**YOUR TASK**
The answer must be an exact copy of every record.

**EXCERPTED DATA**
▬▬▬▬▬▬

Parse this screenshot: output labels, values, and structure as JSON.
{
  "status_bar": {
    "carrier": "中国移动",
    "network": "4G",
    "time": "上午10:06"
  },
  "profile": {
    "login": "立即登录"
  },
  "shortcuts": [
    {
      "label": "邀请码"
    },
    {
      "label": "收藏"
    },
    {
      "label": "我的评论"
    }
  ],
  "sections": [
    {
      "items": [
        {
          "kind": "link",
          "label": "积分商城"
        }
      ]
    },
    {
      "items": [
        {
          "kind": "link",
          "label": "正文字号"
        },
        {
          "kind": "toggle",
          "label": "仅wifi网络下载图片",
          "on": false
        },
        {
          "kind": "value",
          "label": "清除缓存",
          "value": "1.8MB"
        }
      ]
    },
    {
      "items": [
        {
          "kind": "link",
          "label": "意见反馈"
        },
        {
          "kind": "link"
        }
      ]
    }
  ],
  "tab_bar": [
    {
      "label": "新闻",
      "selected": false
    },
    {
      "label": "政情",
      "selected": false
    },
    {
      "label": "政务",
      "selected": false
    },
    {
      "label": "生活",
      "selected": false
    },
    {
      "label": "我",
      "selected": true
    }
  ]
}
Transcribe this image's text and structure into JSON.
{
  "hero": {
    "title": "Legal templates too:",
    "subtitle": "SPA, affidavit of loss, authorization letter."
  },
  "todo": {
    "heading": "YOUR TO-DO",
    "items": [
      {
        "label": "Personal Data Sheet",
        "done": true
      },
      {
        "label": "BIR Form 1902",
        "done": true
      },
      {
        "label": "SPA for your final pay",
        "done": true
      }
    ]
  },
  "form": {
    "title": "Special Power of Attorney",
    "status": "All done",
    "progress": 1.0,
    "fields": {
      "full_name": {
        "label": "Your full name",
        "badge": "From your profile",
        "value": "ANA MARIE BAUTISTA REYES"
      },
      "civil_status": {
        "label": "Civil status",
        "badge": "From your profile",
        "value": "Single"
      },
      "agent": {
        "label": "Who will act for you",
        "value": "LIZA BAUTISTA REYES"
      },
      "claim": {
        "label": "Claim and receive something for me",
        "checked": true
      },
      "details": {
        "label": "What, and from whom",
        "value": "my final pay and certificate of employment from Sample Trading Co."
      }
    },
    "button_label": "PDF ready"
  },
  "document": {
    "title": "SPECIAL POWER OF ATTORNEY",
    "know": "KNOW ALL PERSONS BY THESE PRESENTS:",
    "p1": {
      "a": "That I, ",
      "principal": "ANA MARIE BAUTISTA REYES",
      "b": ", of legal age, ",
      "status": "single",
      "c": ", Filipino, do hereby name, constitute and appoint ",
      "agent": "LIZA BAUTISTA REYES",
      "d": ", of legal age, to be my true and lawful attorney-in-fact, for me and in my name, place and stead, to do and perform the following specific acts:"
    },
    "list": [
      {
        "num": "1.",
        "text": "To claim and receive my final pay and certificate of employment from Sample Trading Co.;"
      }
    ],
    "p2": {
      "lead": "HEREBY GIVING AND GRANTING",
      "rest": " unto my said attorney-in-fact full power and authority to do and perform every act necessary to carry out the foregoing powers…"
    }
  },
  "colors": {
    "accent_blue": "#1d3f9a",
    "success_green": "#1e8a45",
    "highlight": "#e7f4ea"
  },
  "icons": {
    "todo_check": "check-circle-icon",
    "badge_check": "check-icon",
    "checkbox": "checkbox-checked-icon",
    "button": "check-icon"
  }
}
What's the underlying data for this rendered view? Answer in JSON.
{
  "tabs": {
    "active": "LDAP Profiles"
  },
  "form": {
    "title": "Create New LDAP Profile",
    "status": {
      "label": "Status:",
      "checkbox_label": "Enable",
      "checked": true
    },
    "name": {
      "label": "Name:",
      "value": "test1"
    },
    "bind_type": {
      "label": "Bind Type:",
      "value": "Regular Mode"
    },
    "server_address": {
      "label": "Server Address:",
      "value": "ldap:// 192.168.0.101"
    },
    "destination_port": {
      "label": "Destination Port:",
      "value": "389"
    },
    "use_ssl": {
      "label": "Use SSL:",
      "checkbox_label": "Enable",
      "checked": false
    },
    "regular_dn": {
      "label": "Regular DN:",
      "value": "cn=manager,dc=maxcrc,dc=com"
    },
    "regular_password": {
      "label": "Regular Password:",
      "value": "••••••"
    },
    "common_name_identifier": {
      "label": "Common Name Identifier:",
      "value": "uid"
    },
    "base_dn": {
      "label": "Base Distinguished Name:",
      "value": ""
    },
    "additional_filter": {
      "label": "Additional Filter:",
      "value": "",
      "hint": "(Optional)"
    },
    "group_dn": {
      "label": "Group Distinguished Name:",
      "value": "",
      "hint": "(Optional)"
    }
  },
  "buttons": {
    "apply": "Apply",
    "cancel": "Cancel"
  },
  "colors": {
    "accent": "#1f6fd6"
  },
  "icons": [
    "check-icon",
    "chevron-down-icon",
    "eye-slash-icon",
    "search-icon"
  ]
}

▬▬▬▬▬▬

**RESPONSE AREA**
Parse this screenshot: output labels, values, and structure as JSON.
{
  "status_bar": {
    "carrier": "中国移动",
    "network": "4G",
    "time": "上午10:06"
  },
  "profile": {
    "login": "立即登录"
  },
  "shortcuts": [
    {
      "label": "邀请码"
    },
    {
      "label": "收藏"
    },
    {
      "label": "我的评论"
    }
  ],
  "sections": [
    {
      "items": [
        {
          "kind": "link",
          "label": "积分商城"
        }
      ]
    },
    {
      "items": [
        {
          "kind": "link",
          "label": "正文字号"
        },
        {
          "kind": "toggle",
          "label": "仅wifi网络下载图片",
          "on": false
        },
        {
          "kind": "value",
          "label": "清除缓存",
          "value": "1.8MB"
        }
      ]
    },
    {
      "items": [
        {
          "kind": "link",
          "label": "意见反馈"
        },
        {
          "kind": "link"
        }
      ]
    }
  ],
  "tab_bar": [
    {
      "label": "新闻",
      "selected": false
    },
    {
      "label": "政情",
      "selected": false
    },
    {
      "label": "政务",
      "selected": false
    },
    {
      "label": "生活",
      "selected": false
    },
    {
      "label": "我",
      "selected": true
    }
  ]
}
Transcribe this image's text and structure into JSON.
{
  "hero": {
    "title": "Legal templates too:",
    "subtitle": "SPA, affidavit of loss, authorization letter."
  },
  "todo": {
    "heading": "YOUR TO-DO",
    "items": [
      {
        "label": "Personal Data Sheet",
        "done": true
      },
      {
        "label": "BIR Form 1902",
        "done": true
      },
      {
        "label": "SPA for your final pay",
        "done": true
      }
    ]
  },
  "form": {
    "title": "Special Power of Attorney",
    "status": "All done",
    "progress": 1.0,
    "fields": {
      "full_name": {
        "label": "Your full name",
        "badge": "From your profile",
        "value": "ANA MARIE BAUTISTA REYES"
      },
      "civil_status": {
        "label": "Civil status",
        "badge": "From your profile",
        "value": "Single"
      },
      "agent": {
        "label": "Who will act for you",
        "value": "LIZA BAUTISTA REYES"
      },
      "claim": {
        "label": "Claim and receive something for me",
        "checked": true
      },
      "details": {
        "label": "What, and from whom",
        "value": "my final pay and certificate of employment from Sample Trading Co."
      }
    },
    "button_label": "PDF ready"
  },
  "document": {
    "title": "SPECIAL POWER OF ATTORNEY",
    "know": "KNOW ALL PERSONS BY THESE PRESENTS:",
    "p1": {
      "a": "That I, ",
      "principal": "ANA MARIE BAUTISTA REYES",
      "b": ", of legal age, ",
      "status": "single",
      "c": ", Filipino, do hereby name, constitute and appoint ",
      "agent": "LIZA BAUTISTA REYES",
      "d": ", of legal age, to be my true and lawful attorney-in-fact, for me and in my name, place and stead, to do and perform the following specific acts:"
    },
    "list": [
      {
        "num": "1.",
        "text": "To claim and receive my final pay and certificate of employment from Sample Trading Co.;"
      }
    ],
    "p2": {
      "lead": "HEREBY GIVING AND GRANTING",
      "rest": " unto my said attorney-in-fact full power and authority to do and perform every act necessary to carry out the foregoing powers…"
    }
  },
  "colors": {
    "accent_blue": "#1d3f9a",
    "success_green": "#1e8a45",
    "highlight": "#e7f4ea"
  },
  "icons": {
    "todo_check": "check-circle-icon",
    "badge_check": "check-icon",
    "checkbox": "checkbox-checked-icon",
    "button": "check-icon"
  }
}
What's the underlying data for this rendered view? Answer in JSON.
{
  "tabs": {
    "active": "LDAP Profiles"
  },
  "form": {
    "title": "Create New LDAP Profile",
    "status": {
      "label": "Status:",
      "checkbox_label": "Enable",
      "checked": true
    },
    "name": {
      "label": "Name:",
      "value": "test1"
    },
    "bind_type": {
      "label": "Bind Type:",
      "value": "Regular Mode"
    },
    "server_address": {
      "label": "Server Address:",
      "value": "ldap:// 192.168.0.101"
    },
    "destination_port": {
      "label": "Destination Port:",
      "value": "389"
    },
    "use_ssl": {
      "label": "Use SSL:",
      "checkbox_label": "Enable",
      "checked": false
    },
    "regular_dn": {
      "label": "Regular DN:",
      "value": "cn=manager,dc=maxcrc,dc=com"
    },
    "regular_password": {
      "label": "Regular Password:",
      "value": "••••••"
    },
    "common_name_identifier": {
      "label": "Common Name Identifier:",
      "value": "uid"
    },
    "base_dn": {
      "label": "Base Distinguished Name:",
      "value": ""
    },
    "additional_filter": {
      "label": "Additional Filter:",
      "value": "",
      "hint": "(Optional)"
    },
    "group_dn": {
      "label": "Group Distinguished Name:",
      "value": "",
      "hint": "(Optional)"
    }
  },
  "buttons": {
    "apply": "Apply",
    "cancel": "Cancel"
  },
  "colors": {
    "accent": "#1f6fd6"
  },
  "icons": [
    "check-icon",
    "chevron-down-icon",
    "eye-slash-icon",
    "search-icon"
  ]
}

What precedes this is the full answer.